Energy efficiency offers significant savings for homeowners, especially in locations where electricity and gas are expensive. Since every home is unique, a professional assessment is recommended to identify the most effective measures in each case. Home building contractors can add value to their services by helping clients improve their home efficiency.
Since HVAC represents over 50% of energy consumption in many single-family homes, energy efficiency measures for these systems are strongly recommended. A whole-building approach achieves the best results in this case, instead of focusing only on mechanical equipment. HVAC efficiency starts with a well insulated and airtight construction, to reduce the workload on heating and cooling systems.
Combining a High-Performance Envelope with Efficient HVAC Units

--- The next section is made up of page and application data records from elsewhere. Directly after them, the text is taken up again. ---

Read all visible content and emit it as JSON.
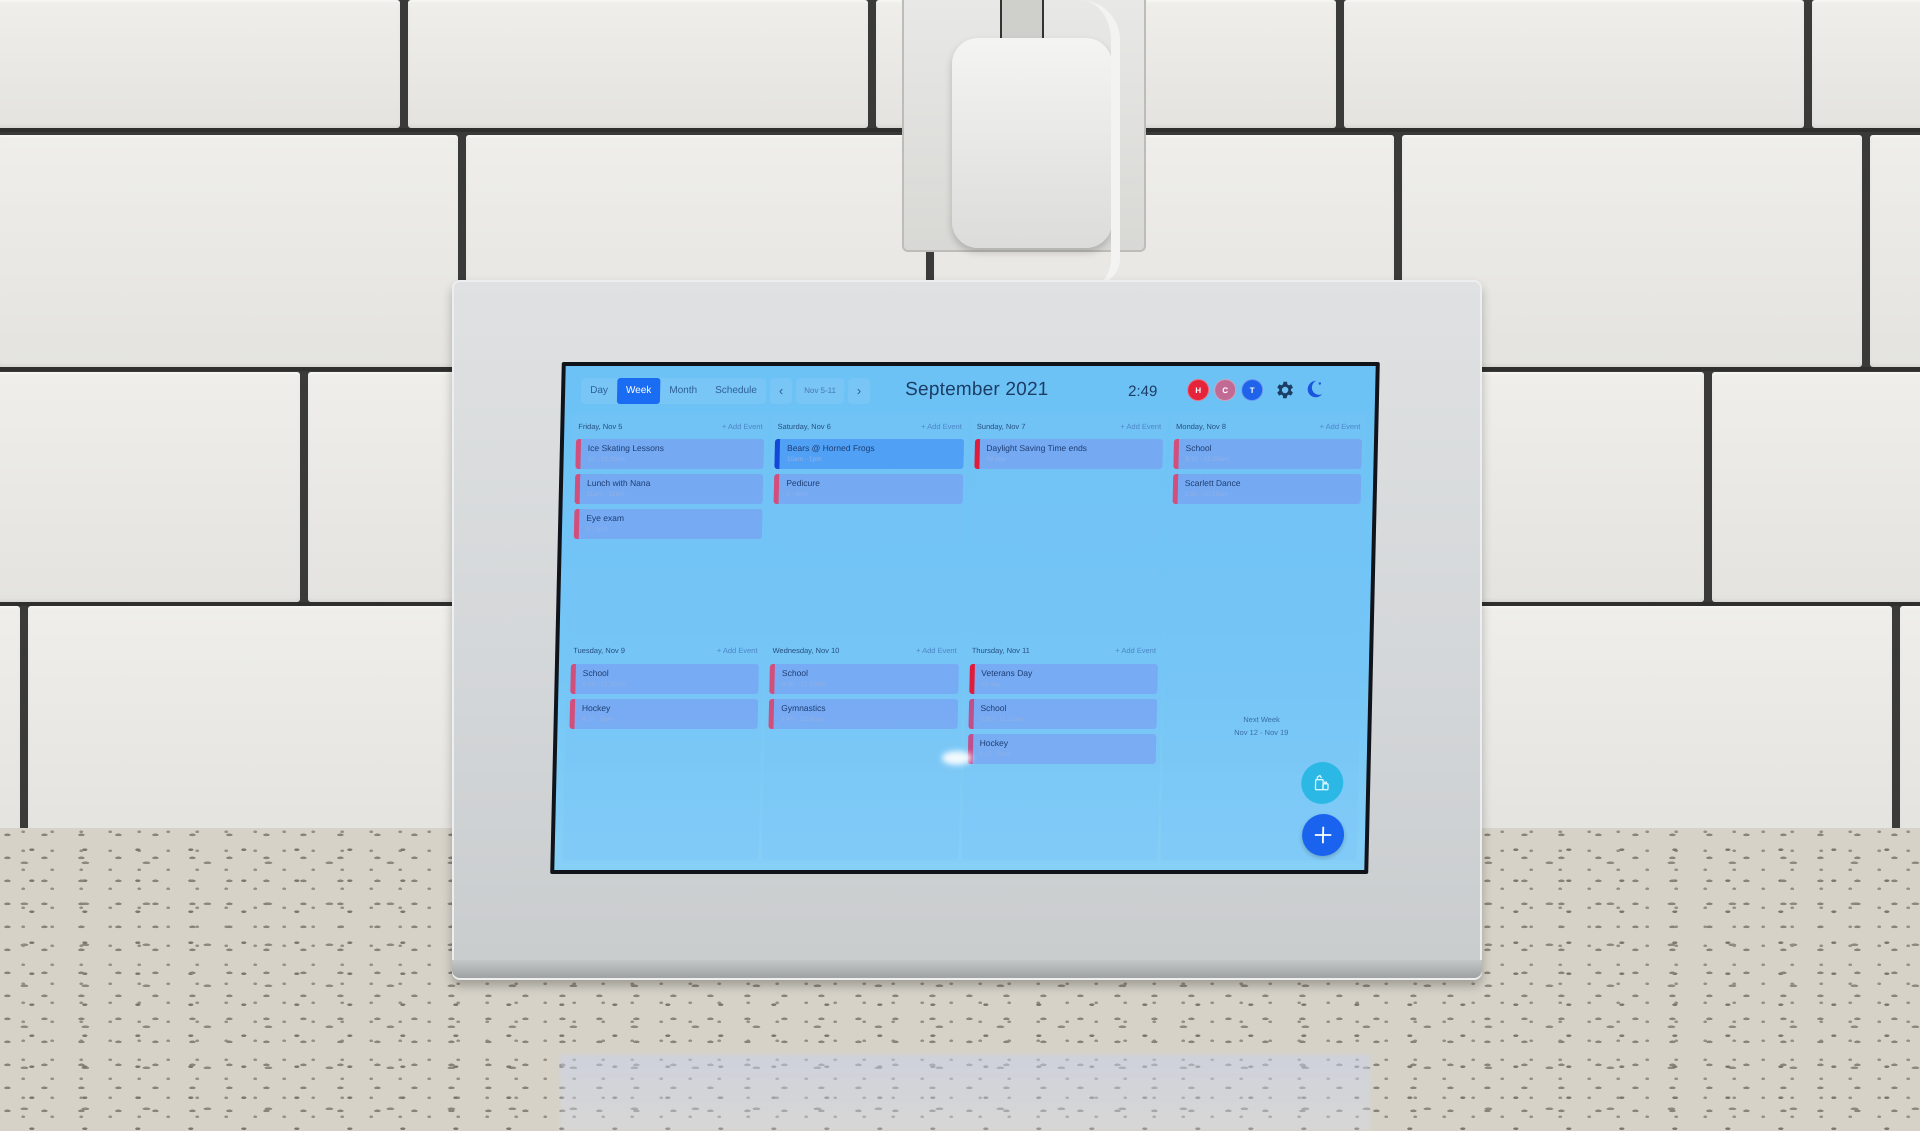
{
  "header": {
    "view_tabs": [
      {
        "label": "Day",
        "active": false
      },
      {
        "label": "Week",
        "active": true
      },
      {
        "label": "Month",
        "active": false
      },
      {
        "label": "Schedule",
        "active": false
      }
    ],
    "prev_icon": "chevron-left-icon",
    "next_icon": "chevron-right-icon",
    "range_label": "Nov 5-11",
    "month_title": "September 2021",
    "clock": "2:49",
    "profiles": [
      {
        "initial": "H",
        "color": "#e5243b"
      },
      {
        "initial": "C",
        "color": "#c16a94"
      },
      {
        "initial": "T",
        "color": "#1f63ea"
      }
    ],
    "settings_icon": "gear-icon",
    "night_mode_icon": "moon-icon"
  },
  "add_event_label": "+ Add Event",
  "days": [
    {
      "name": "Friday, Nov 5",
      "events": [
        {
          "title": "Ice Skating Lessons",
          "time": "10 - 10:30am",
          "color": "#d24f7c"
        },
        {
          "title": "Lunch with Nana",
          "time": "11am - 12pm",
          "color": "#d24f7c"
        },
        {
          "title": "Eye exam",
          "time": "3 - 4pm",
          "color": "#d24f7c"
        }
      ]
    },
    {
      "name": "Saturday, Nov 6",
      "events": [
        {
          "title": "Bears @ Horned Frogs",
          "time": "10am - 1pm",
          "color": "#1448d8",
          "highlight": true
        },
        {
          "title": "Pedicure",
          "time": "3 - 4pm",
          "color": "#d24f7c"
        }
      ]
    },
    {
      "name": "Sunday, Nov 7",
      "events": [
        {
          "title": "Daylight Saving Time ends",
          "time": "All day",
          "color": "#e11c3a"
        }
      ]
    },
    {
      "name": "Monday, Nov 8",
      "events": [
        {
          "title": "School",
          "time": "8:30 - 11:30am",
          "color": "#d24f7c"
        },
        {
          "title": "Scarlett Dance",
          "time": "9:30 - 10:15am",
          "color": "#d24f7c"
        }
      ]
    },
    {
      "name": "Tuesday, Nov 9",
      "events": [
        {
          "title": "School",
          "time": "8:30 - 11:30am",
          "color": "#d24f7c"
        },
        {
          "title": "Hockey",
          "time": "4:15 - 5pm",
          "color": "#d24f7c"
        }
      ]
    },
    {
      "name": "Wednesday, Nov 10",
      "events": [
        {
          "title": "School",
          "time": "8:30 - 11:30am",
          "color": "#d24f7c"
        },
        {
          "title": "Gymnastics",
          "time": "9:45 - 10:30am",
          "color": "#d24f7c"
        }
      ]
    },
    {
      "name": "Thursday, Nov 11",
      "events": [
        {
          "title": "Veterans Day",
          "time": "All day",
          "color": "#e11c3a"
        },
        {
          "title": "School",
          "time": "8:30 - 11:30am",
          "color": "#c04f8c"
        },
        {
          "title": "Hockey",
          "time": "4:15 - 5pm",
          "color": "#c04f8c"
        }
      ]
    }
  ],
  "next_week": {
    "label": "Next Week",
    "range": "Nov 12 - Nov 19"
  },
  "fabs": {
    "chores_icon": "chores-icon",
    "add_icon": "plus-icon"
  }
}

The thermal envelope is critical for home energy efficiency, having a direct impact on heating and cooling expenses. Adequate insulation, airtightness and windows with low thermal transmittance are fundamental for an efficient home.
- Home builders can suggest construction materials and insulation with a high R-value, while ensuring the building envelope is free from air leaks.
- In existing homes, energy consultants can detect insulation and airtightness issues with thermal imaging cameras.
- Windows with double- or triple-pane glass can be suggested to further improve performance. Double-pane glass typically reduces heat transfer by over 50%, while triple-pane glass can lower it by over 70%. A low-emissivity coating enhances performance in both cases.
The benefits of a high-performance envelope are enhanced when the heating and cooling equipment has a high nameplate efficiency. When discussing HVAC efficiency ratings with homeowners, they can be compared with the gas mileage value of cars, where a higher rating results in lower fuel costs.
Additional efficiency gains are possible if a smart thermostat controls heating and cooling equipment. According to the US Department of Energy, HVAC expenses can be reduced by 10% if the thermostat is set back 10°F for 8 hours each day. A smart thermostat can learn this function on its own, while a manual one must be adjusted daily to achieve savings.
Purchasing the Most Efficient Appliances and HVAC Equipment
A simple suggestion that home builders can give to their clients is purchasing ENERGY STAR appliances. When dealing with HVAC design, the efficiency metrics change depending on the equipment: mini-split units use the Seasonal Energy Efficiency Ratio (SEER), combustion heaters uses the Annual Fuel Utilization Efficiency (AFUE), and water heaters use the energy factor (EF). The ENERGY STAR label simplifies the selection process, since the labeling requirements cover all these efficiency metrics.
ENERGY STAR also covers many home appliances other than HVAC equipment. Labeled LED lamps are recommended for homeowners, since they achieve savings in the range of 30% to 90% compared with older lamp types. An LED bulb also lasts over 20 times longer than an incandescent lamp, and 2 to 3 times longer than a CFL.
Other appliances covered by ENERGY STAR include clothes dryers, washing machines, dishwashers, refrigerators, ceiling fans and electronic gadgets. While these appliances have a much lower energy consumption than HVAC equipment, there is also a savings opportunity. The program also covers construction materials such as insulation, air seals and windows.
About the Author
Michael Tobias, PE, LEED AP, CEM.
Michael Tobias is the founder and principal of Chicago Engineers, an Inc 5000 Fastest Growing Company in America. He leads a team of 30+ mechanical, electrical, plumbing, and fire protection engineers from the company headquarters in New York City; and has led over 1,000 projects in Chicago, New York, New Jersey, Pennsylvania, Connecticut, Florida, Maryland and California, as well as Singapore and Malaysia.
He is a graduate of Georgia Tech class of 2004, with a Bachelors of Mechanical Engineering with honors. His innovative approach to MEP engineering comes from graduating GE’s Engineering Leadership Program, where he designed wind turbines and biofuel power plant engines. Michael’s passion within design is energy efficiency and green technology. His focus is on integrating MEP/FP engineering design with architecture to create as seamless a system as possible. He is an advocate for green design and technologies, and has designed to both Passive House and Net 0 energy standards. He has spoken numerous times at the AIA, been featured in Georgia Tech’s Alumni magazine, and is an engineering expert on Discovery Channel’s show “Impossible Engineering”.
A New York native, Michael grew up in Rockville Centre, LI. He currently lives in Brooklyn with his wife and children. Outside of work, he enjoys exploring the outdoors, whether it’s on a bike, a pair of skis, or a surfboard. He is passionate about growing personally and professionally every day, and about doing innovative work in the engineering world to help disrupt the traditional construction industry.